This table is actually 15 years old. It isn’t anything special at all. It is a mass produced piece that I picked up at Conlin’s Furniture years ago and it was starting to show its age. The top was a light veneer (and the chairs used to be sage green back when I was into that color, I painted them black a few years ago.) The veneer had marker stains on it from when my kiddos were little, numerous round water glass marks and it was just basically in very rough shape. The old girl had seen better days. Even though I loved the size and shape of it (easy to add extra chairs on the rounded corners when hosting extra company) it was looking like time to say goodbye.
I even started drooling over some Magnolia Home farmhouse tables and had an entire set picked out to replace her. My husband was the one who said he thought she could be salvaged. We made a bargain that he would refinish and stain the top, even distress it a bit to appear more rustic. If I hated it, we would go table shopping. But if I loved it? We would keep it.

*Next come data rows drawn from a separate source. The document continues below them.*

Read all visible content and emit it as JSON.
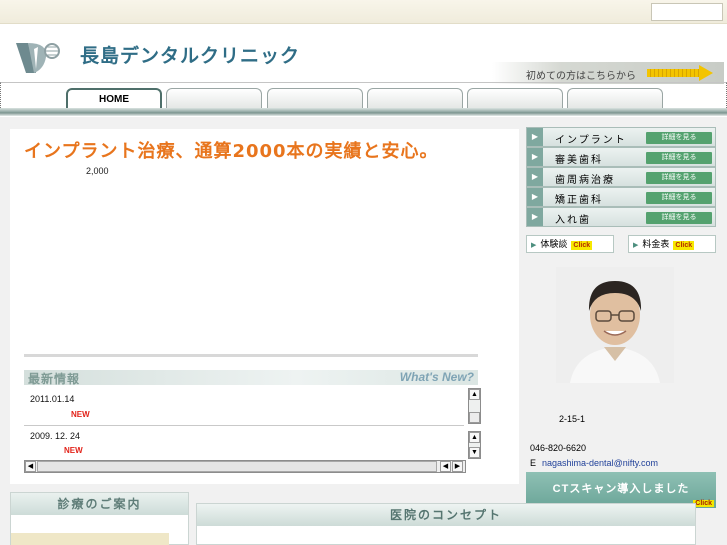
{
  "header": {
    "clinic_name": "長島デンタルクリニック",
    "first_time_link": "初めての方はこちらから"
  },
  "nav": {
    "tabs": [
      {
        "label": "HOME",
        "active": true
      },
      {
        "label": ""
      },
      {
        "label": ""
      },
      {
        "label": ""
      },
      {
        "label": ""
      },
      {
        "label": ""
      }
    ]
  },
  "main": {
    "headline": "インプラント治療、通算2000本の実績と安心。",
    "implant_count": "2,000"
  },
  "news": {
    "title": "最新情報",
    "title_en": "What's New?",
    "items": [
      {
        "date": "2011.01.14",
        "badge": "NEW"
      },
      {
        "date": "2009. 12. 24",
        "badge": "NEW"
      }
    ]
  },
  "sidebar": {
    "menu": [
      {
        "label": "インプラント",
        "detail": "詳細を見る"
      },
      {
        "label": "審美歯科",
        "detail": "詳細を見る"
      },
      {
        "label": "歯周病治療",
        "detail": "詳細を見る"
      },
      {
        "label": "矯正歯科",
        "detail": "詳細を見る"
      },
      {
        "label": "入れ歯",
        "detail": "詳細を見る"
      }
    ],
    "experience": {
      "label": "体験談",
      "click": "Click"
    },
    "fees": {
      "label": "料金表",
      "click": "Click"
    },
    "address": "2-15-1",
    "tel": "046-820-6620",
    "email_prefix": "E",
    "email": "nagashima-dental@nifty.com",
    "ct_banner": "CTスキャン導入しました",
    "ct_click": "Click"
  },
  "bottom": {
    "guide_title": "診療のご案内",
    "concept_title": "医院のコンセプト"
  },
  "colors": {
    "accent_orange": "#e8751d",
    "brand_teal": "#2f6d86",
    "detail_green": "#54a26f",
    "new_red": "#e2231a"
  }
}
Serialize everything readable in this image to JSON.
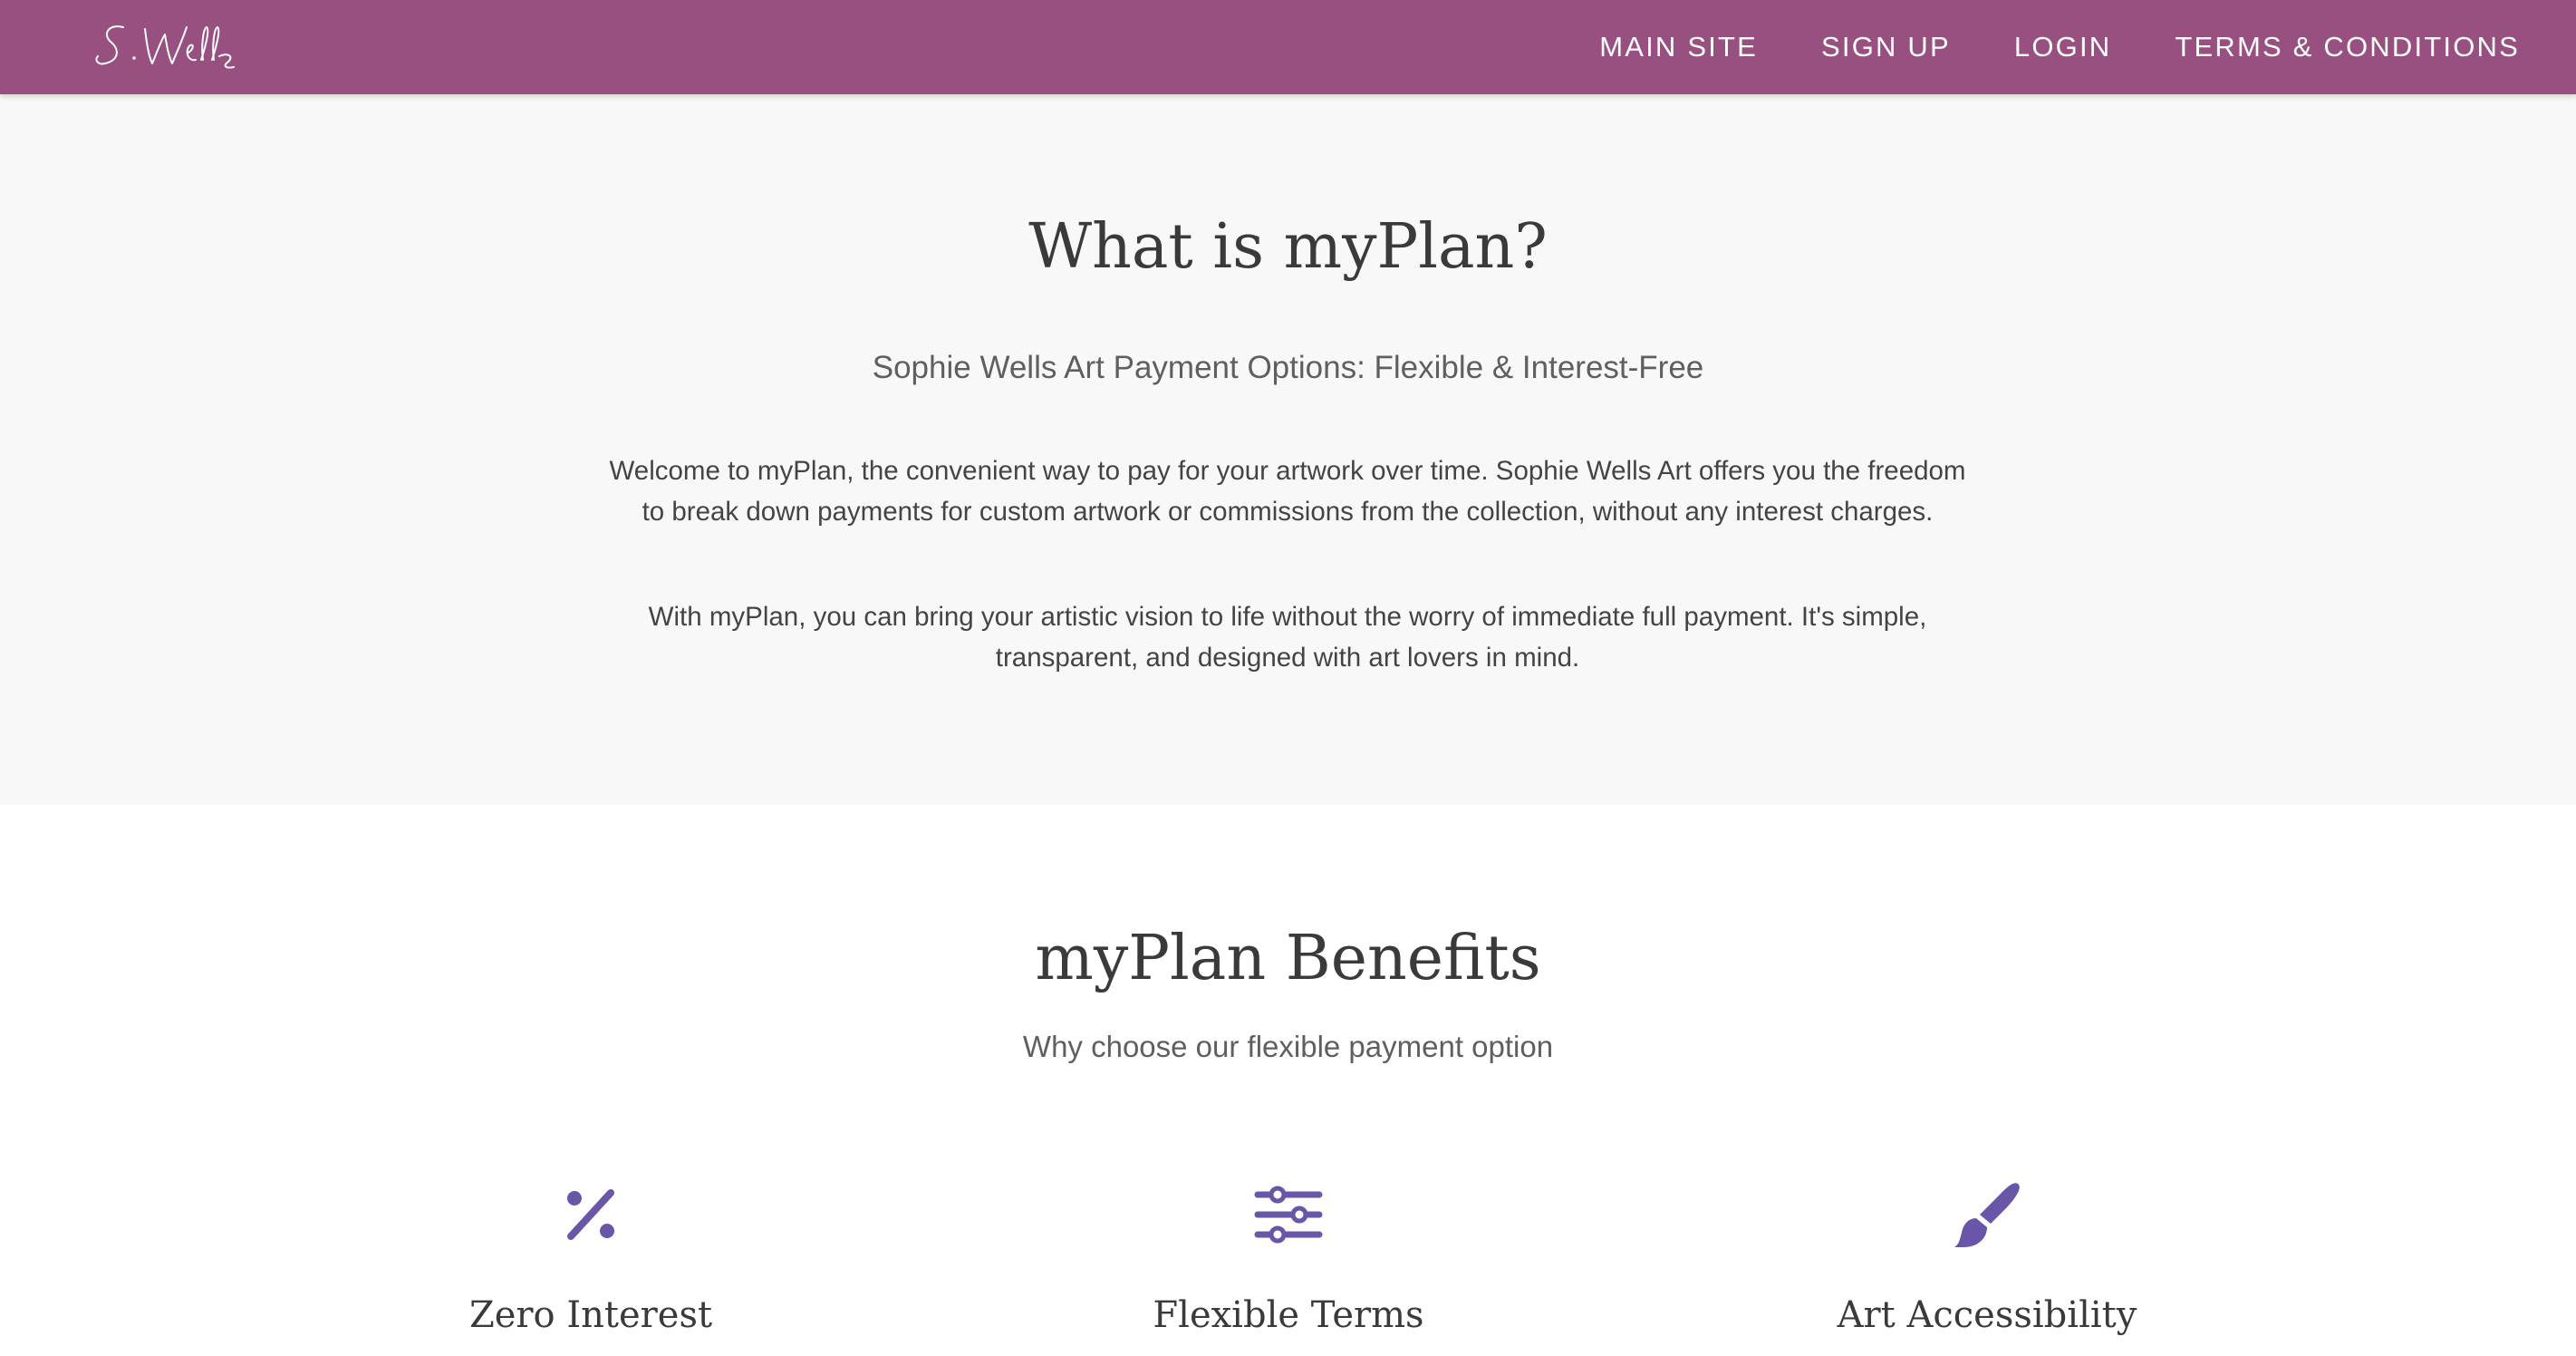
{
  "brand": {
    "logo_text": "S. Wells",
    "nav_color": "#985080",
    "accent_color": "#6a56a8"
  },
  "nav": {
    "items": [
      {
        "label": "MAIN SITE"
      },
      {
        "label": "SIGN UP"
      },
      {
        "label": "LOGIN"
      },
      {
        "label": "TERMS & CONDITIONS"
      }
    ]
  },
  "intro": {
    "title": "What is myPlan?",
    "subtitle": "Sophie Wells Art Payment Options: Flexible & Interest-Free",
    "paragraph1": "Welcome to myPlan, the convenient way to pay for your artwork over time. Sophie Wells Art offers you the freedom to break down payments for custom artwork or commissions from the collection, without any interest charges.",
    "paragraph2": "With myPlan, you can bring your artistic vision to life without the worry of immediate full payment. It's simple, transparent, and designed with art lovers in mind."
  },
  "benefits": {
    "title": "myPlan Benefits",
    "subtitle": "Why choose our flexible payment option",
    "items": [
      {
        "icon": "percent-icon",
        "title": "Zero Interest"
      },
      {
        "icon": "sliders-icon",
        "title": "Flexible Terms"
      },
      {
        "icon": "paintbrush-icon",
        "title": "Art Accessibility"
      }
    ]
  }
}
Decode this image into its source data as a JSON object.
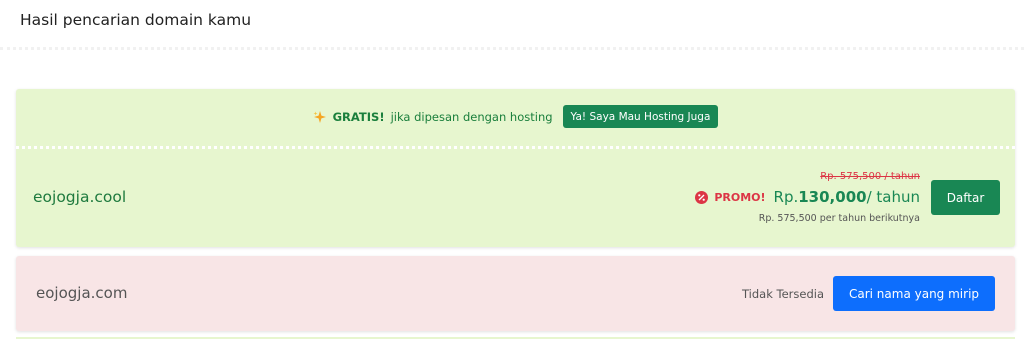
{
  "header": {
    "title": "Hasil pencarian domain kamu"
  },
  "available_card": {
    "promo_bar": {
      "gratis_label": "GRATIS!",
      "message": "jika dipesan dengan hosting",
      "hosting_button_label": "Ya! Saya Mau Hosting Juga"
    },
    "domain": "eojogja.cool",
    "old_price": "Rp. 575,500 / tahun",
    "promo_label": "PROMO!",
    "price_prefix": "Rp.",
    "price_amount": "130,000",
    "price_suffix": "/ tahun",
    "renewal_note": "Rp. 575,500 per tahun berikutnya",
    "register_button_label": "Daftar"
  },
  "unavailable_card": {
    "domain": "eojogja.com",
    "status": "Tidak Tersedia",
    "similar_button_label": "Cari nama yang mirip"
  },
  "colors": {
    "available_bg": "#e7f6cf",
    "unavailable_bg": "#f8e5e6",
    "success": "#198754",
    "danger": "#dc3545",
    "primary": "#0d6efd"
  },
  "icons": {
    "sparkle": "sparkle-icon",
    "promo": "percent-icon"
  }
}
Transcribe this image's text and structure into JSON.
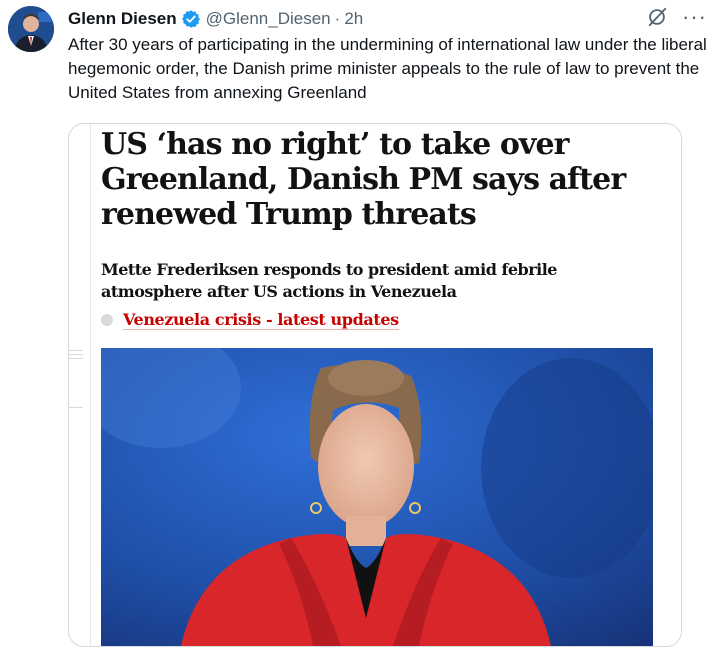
{
  "author": {
    "name": "Glenn Diesen",
    "handle": "@Glenn_Diesen",
    "separator": "·",
    "time": "2h"
  },
  "icons": {
    "verified": "verified-badge-icon",
    "grok": "grok-icon",
    "more": "more-options-icon"
  },
  "tweet": {
    "text": "After 30 years of participating in the undermining of international law under the liberal hegemonic order, the Danish prime minister appeals to the rule of law to prevent the United States from annexing Greenland"
  },
  "article": {
    "headline": "US ‘has no right’ to take over Greenland, Danish PM says after renewed Trump threats",
    "standfirst": "Mette Frederiksen responds to president amid febrile atmosphere after US actions in Venezuela",
    "live_link": "Venezuela crisis - latest updates"
  },
  "colors": {
    "verified": "#1d9bf0",
    "link_red": "#c70000",
    "photo_background": "#1f4fa8",
    "coat": "#d8262a"
  },
  "more_label": "···"
}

We lived without a table for two weeks while Matthew worked on her. This was smack dab in the middle of the time frame where we were moving his business and opening mine so life could not have been busier. But he fit in 15 minutes here and 15 minutes there. And when she was done? Well – obviously, I just love her to death.
She would stay.
And so there you have it. If you’re a little stumped on how to inflict a little farmhouse feel into your home start with the basics. You’ll be amazed at what a little chicken wire, torn fabric, Rae Dunn and a few key primitive pieces on your farmhouse table will do.
Happy “farmhouse chic-ing”, friends!
Peace, Joy and Blessings,
“Judah and all its cities will dwell together in it, the farmer and they who go about with flocks.”